Late Summer Berries
Unlike the most commonly planted exotic shrubs such as lilac, forsythia, and spirea, our native shrubs bear bountiful crops of berries in late summer or early fall. The colorful fruit is a delightful feature in itself, but even better, it attracts a myriad of fruit-eating birds. Birds need a diet of high fat berries for energy as they begin their flight to the south.
The Dogwood (Cornus) family is exceptionally attractive to many kinds of birds. The Red-osier Dogwood (Cornus stolonifera) is well known throughout the Midwest for its striking red stems in the winter landscape. We don’t take much notice of the inconspicuous white berries that it produces in summer, but birds devour them quickly.
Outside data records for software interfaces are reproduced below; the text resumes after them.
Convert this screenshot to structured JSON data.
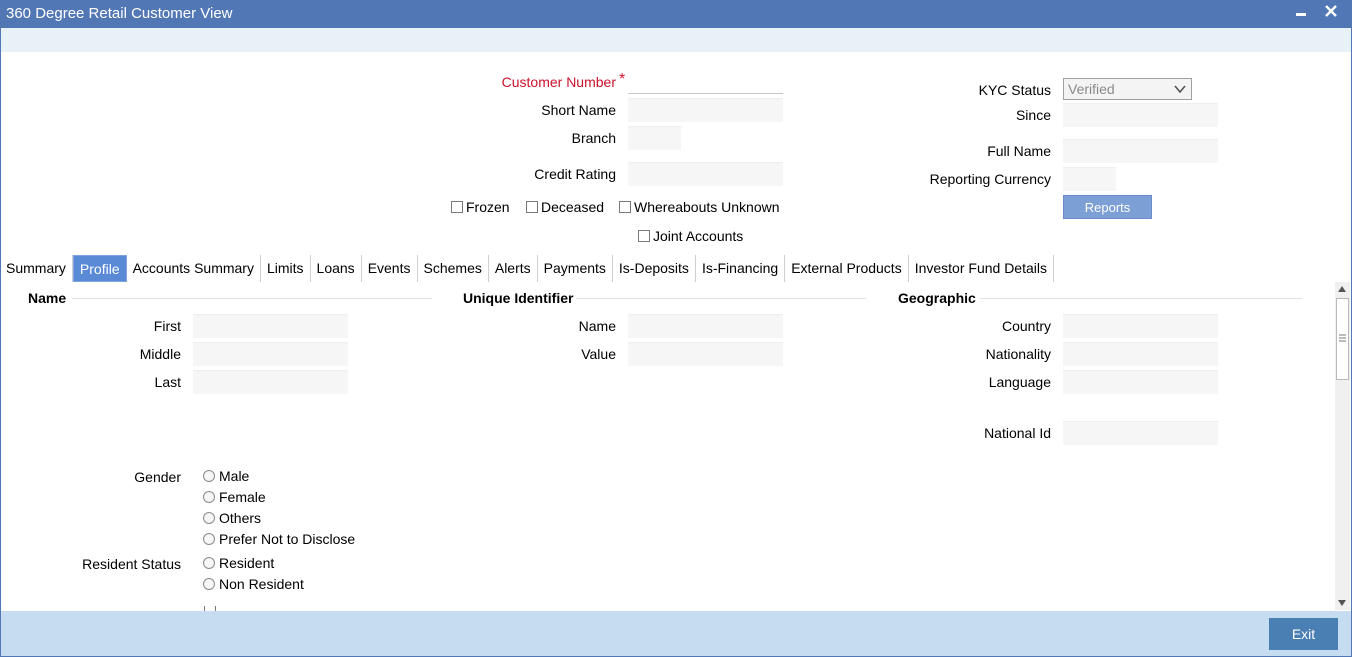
{
  "window": {
    "title": "360 Degree Retail Customer View",
    "minimize_icon": "minimize-icon",
    "close_icon": "close-icon"
  },
  "header": {
    "customer_number_label": "Customer Number",
    "required_mark": "*",
    "short_name_label": "Short Name",
    "branch_label": "Branch",
    "credit_rating_label": "Credit Rating",
    "kyc_status_label": "KYC Status",
    "kyc_status_value": "Verified",
    "since_label": "Since",
    "full_name_label": "Full Name",
    "reporting_currency_label": "Reporting Currency",
    "reports_button": "Reports",
    "frozen_label": "Frozen",
    "deceased_label": "Deceased",
    "whereabouts_label": "Whereabouts Unknown",
    "joint_accounts_label": "Joint Accounts"
  },
  "tabs": [
    {
      "label": "Summary"
    },
    {
      "label": "Profile",
      "active": true
    },
    {
      "label": "Accounts Summary"
    },
    {
      "label": "Limits"
    },
    {
      "label": "Loans"
    },
    {
      "label": "Events"
    },
    {
      "label": "Schemes"
    },
    {
      "label": "Alerts"
    },
    {
      "label": "Payments"
    },
    {
      "label": "Is-Deposits"
    },
    {
      "label": "Is-Financing"
    },
    {
      "label": "External Products"
    },
    {
      "label": "Investor Fund Details"
    }
  ],
  "profile": {
    "name_section": "Name",
    "first_label": "First",
    "middle_label": "Middle",
    "last_label": "Last",
    "unique_section": "Unique Identifier",
    "uid_name_label": "Name",
    "uid_value_label": "Value",
    "geo_section": "Geographic",
    "country_label": "Country",
    "nationality_label": "Nationality",
    "language_label": "Language",
    "national_id_label": "National Id",
    "gender_label": "Gender",
    "gender_options": [
      "Male",
      "Female",
      "Others",
      "Prefer Not to Disclose"
    ],
    "resident_status_label": "Resident Status",
    "resident_options": [
      "Resident",
      "Non Resident"
    ]
  },
  "footer": {
    "exit_button": "Exit"
  },
  "colors": {
    "titlebar": "#5277b5",
    "active_tab": "#5a8ad6",
    "footer": "#c6dcf1",
    "exit_button": "#4a7fb3",
    "required": "#c9132b"
  }
}
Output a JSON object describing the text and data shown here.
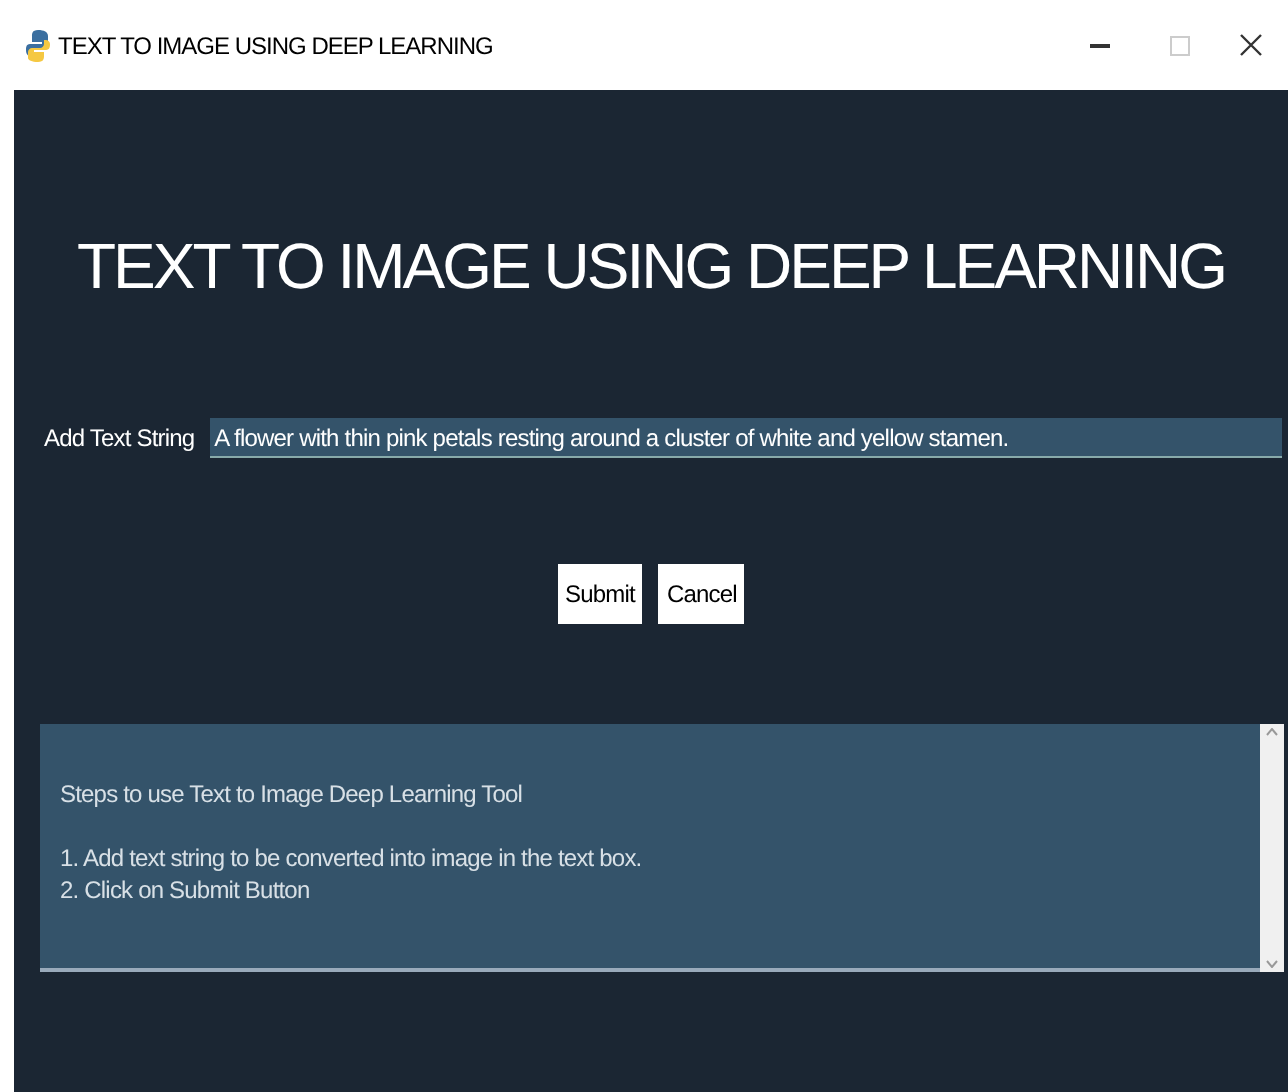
{
  "window": {
    "title": "TEXT TO IMAGE USING DEEP LEARNING"
  },
  "heading": "TEXT TO IMAGE USING DEEP LEARNING",
  "input": {
    "label": "Add Text String",
    "value": "A flower with thin pink petals resting around a cluster of white and yellow stamen."
  },
  "buttons": [
    "Submit",
    "Cancel"
  ],
  "instructions": {
    "title": "Steps to use Text to Image Deep Learning Tool",
    "steps": [
      "1. Add text string to be converted into image in the text box.",
      "2. Click on Submit Button"
    ]
  }
}
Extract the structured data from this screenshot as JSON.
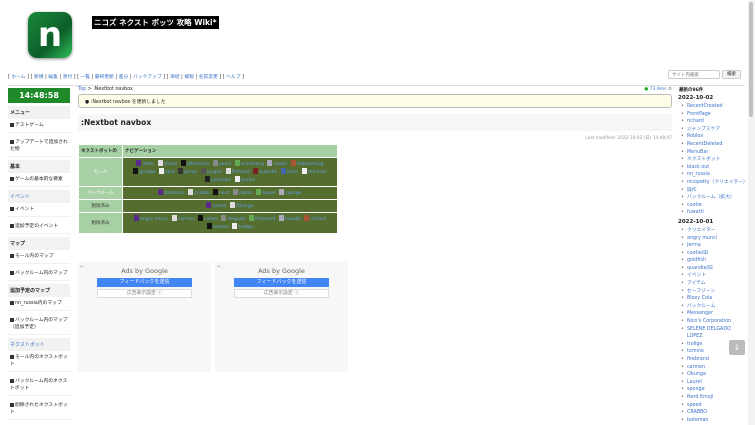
{
  "site": {
    "title": "ニコズ ネクスト ボッツ 攻略 Wiki*",
    "logo_letter": "n"
  },
  "topnav": [
    [
      "ホーム"
    ],
    [
      "新規",
      "編集",
      "添付"
    ],
    [
      "一覧",
      "最終更新",
      "差分",
      "バックアップ"
    ],
    [
      "凍結",
      "複製",
      "名前変更"
    ],
    [
      "ヘルプ"
    ]
  ],
  "search": {
    "placeholder": "サイト内検索",
    "button": "検索"
  },
  "clock": "14:48:58",
  "left_menu": [
    {
      "type": "h",
      "label": "メニュー"
    },
    {
      "type": "i",
      "label": "テストゲーム"
    },
    {
      "type": "i",
      "label": "アップデートで追加された物"
    },
    {
      "type": "h",
      "label": "基本"
    },
    {
      "type": "i",
      "label": "ゲームの基本的な要素"
    },
    {
      "type": "ev",
      "label": "イベント"
    },
    {
      "type": "i",
      "label": "イベント"
    },
    {
      "type": "i",
      "label": "追加予定のイベント"
    },
    {
      "type": "h",
      "label": "マップ"
    },
    {
      "type": "i",
      "label": "モール内のマップ"
    },
    {
      "type": "i",
      "label": "バックルーム内のマップ"
    },
    {
      "type": "h",
      "label": "追加予定のマップ"
    },
    {
      "type": "i",
      "label": "nn_russia内のマップ"
    },
    {
      "type": "i",
      "label": "バックルーム内のマップ（追加予定）"
    },
    {
      "type": "ev",
      "label": "ネクストボット"
    },
    {
      "type": "i",
      "label": "モール内のネクストボット"
    },
    {
      "type": "i",
      "label": "バックルーム内のネクストボット"
    },
    {
      "type": "i",
      "label": "削除されたネクストボット"
    }
  ],
  "breadcrumb": {
    "top": "Top",
    "sep": " > ",
    "current": ":Nextbot navbox"
  },
  "perf": "73.9ms",
  "notice": ":Nextbot navbox を更新しました",
  "page_title": ":Nextbot navbox",
  "last_modified": "Last-modified: 2022-10-02 (日) 14:48:47",
  "navbox": {
    "header": [
      "ネクストボットの",
      "ナビゲーション"
    ],
    "rows": [
      {
        "label": "モール",
        "link": true,
        "bots": [
          "afton",
          "shano",
          "aftermans",
          "aooni",
          "armstrong",
          "cootie",
          "fazbearmug",
          "grudge",
          "idiot",
          "jerma",
          "jungler",
          "Pinhead",
          "quandie",
          "sanic",
          "thinman",
          "unknown",
          "yoshie"
        ]
      },
      {
        "label": "バックルーム",
        "link": true,
        "bots": [
          "bateman",
          "crabbo",
          "nerd",
          "roblox",
          "speed",
          "sponge"
        ]
      },
      {
        "label": "削除済み",
        "link": false,
        "bots": [
          "Laurel",
          "Obunga"
        ]
      },
      {
        "label": "削除済み",
        "link": false,
        "bots": [
          "angry munci",
          "carmen",
          "carter",
          "delgado",
          "firebrand",
          "fuwatti",
          "richard",
          "tomino",
          "trollge"
        ]
      }
    ]
  },
  "ads": {
    "by": "Ads by Google",
    "feedback": "フィードバックを送信",
    "settings": "広告表示設定 ⓘ"
  },
  "recent": {
    "title": "最新の96件",
    "groups": [
      {
        "date": "2022-10-02",
        "items": [
          "RecentCreated",
          "FrontPage",
          "richard",
          "ジャンプスケア",
          "Roblox",
          "RecentDeleted",
          "MenuBar",
          "ネクストボット",
          "black out",
          "nn_russia",
          "nicopatty（クリエイター）",
          "操作",
          "バックルーム（拡大）",
          "cootie",
          "fuwatti"
        ]
      },
      {
        "date": "2022-10-01",
        "items": [
          "クリエイター",
          "angry munci",
          "jerma",
          "cootie/旧",
          "goldfish",
          "quandie/旧",
          "イベント",
          "アイテム",
          "セーフゾーン",
          "Bloxy Cola",
          "バックルーム",
          "Messenger",
          "Nico's Corporation",
          "SELENE DELGADO LOPEZ",
          "trollge",
          "tomino",
          "firebrand",
          "carmen",
          "Obunga",
          "Laurel",
          "sponge",
          "Nerd Emoji",
          "speed",
          "CRABBO",
          "bateman"
        ]
      }
    ]
  },
  "colors": {
    "clock": "#1f8a2a",
    "navbox_header": "#a7d0a4",
    "navbox_cell": "#556d2e",
    "link": "#3b73c7"
  }
}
Gray Dogwood (Cornus racemosa), common along fencerows and woodland edges, has white berries on red pedicels (stalk of a single flower in a cluster) in August. The berries are relished by an abundance of birds, especially robins and bluebirds. When the berries are devoured, the conspicuous pedicels remain on the shrub until late fall-early winter.
Another shrubby dogwood, the Silky or Blue-fruited Dogwood (Cornus obliqua) produces showy, lustrous cobalt blue fruits in late summer. A common inhabitant of wet areas, along stream banks, and in marshes and fens, it grows up to 8’ tall. Its fruit is a choice food of robins, thrushes, brown thrashers, and catbirds.
The creamy white, flat-topped June flowers of the Pagoda Dogwood (Cornus alternifolia), a small tree, produce clusters of blue-black fruit in August, which is soon devoured by bluebirds, catbirds, northern flickers, robins, wood thrushes, veeries, and red-headed woodpecker,
The summer-blooming, showy, lacy, creamy white flat-topped blossoms of Elderberry (Sambucus canadensis) turn into luscious purple berries in August. The ripe berries can be made into preserves, jellies, pies, or wine, as those of us old enough to remember “Arsenic and Old Lace” know. Plant this near a window where you can view the many birds it will attract in late summer such as brown thrasher, thrush, veery, cedar waxwing, and many species of woodpecker.
Wild Black Cherry (Prunus serotina), a tree, and Choke Cherry (Prunus virginiana), more shrublike, are commo.n in woodlands and woodland edges, and along fencerows and roadsides. The fruit of both begin scarlet in mid-August; then quickly turn to purplish black. Both are extremely popular with a myriad of birds—bluebirds, robins, bobwhites, cardinals, catbirds, crows, northern flickers, grosbeaks, ruffed grouse, blue jays, orioles, white-throated sparrows, starlings, brown thrashers, wood thrushes, veeries, vireos, cedar waxwings, and various woodpeckers all consider the fruit to be choice.
Clusters of shiny red hips adorn native roses–this is Illinois Rose (Rosa setigera). Rich in vitamin C, rose hips have been, and still are, used to make teas and syrups. Persistent through the winter, they attract returning robins in the spring.
A bird planted this unknown Gooseberry (Ribes) species next to my south-facing front porch where it is thriving. The berries start out green, then urn red in August. They are a choice food of robin, brown thrasher, and cedar waxwing.
Black Haw (Viburnum prunifolium) berries turn from green to pink to black. While the trees are dioecious and flower abundantly, they need two or more trees in order to produce berries. Cardinals and cedar waxwings are particularly fond of the fruit.
Virginia Creeper or Woodbine (Parthenocissus quinquefolia) berries. Many people look upon Woodbine as a weed, but numerous species of birds are attracted to the fruit such as eastern bluebird, catbird, yellow-shafted flicker, eastern kingbird. mockingbird, robin, yellow-bellied sapsucker, brown thrasher, and many species of woodpecker.
All the information on bird preferences came from Attracting Birds: from the Prairie to the Atlantic by Verne E. Davison, published in 1967.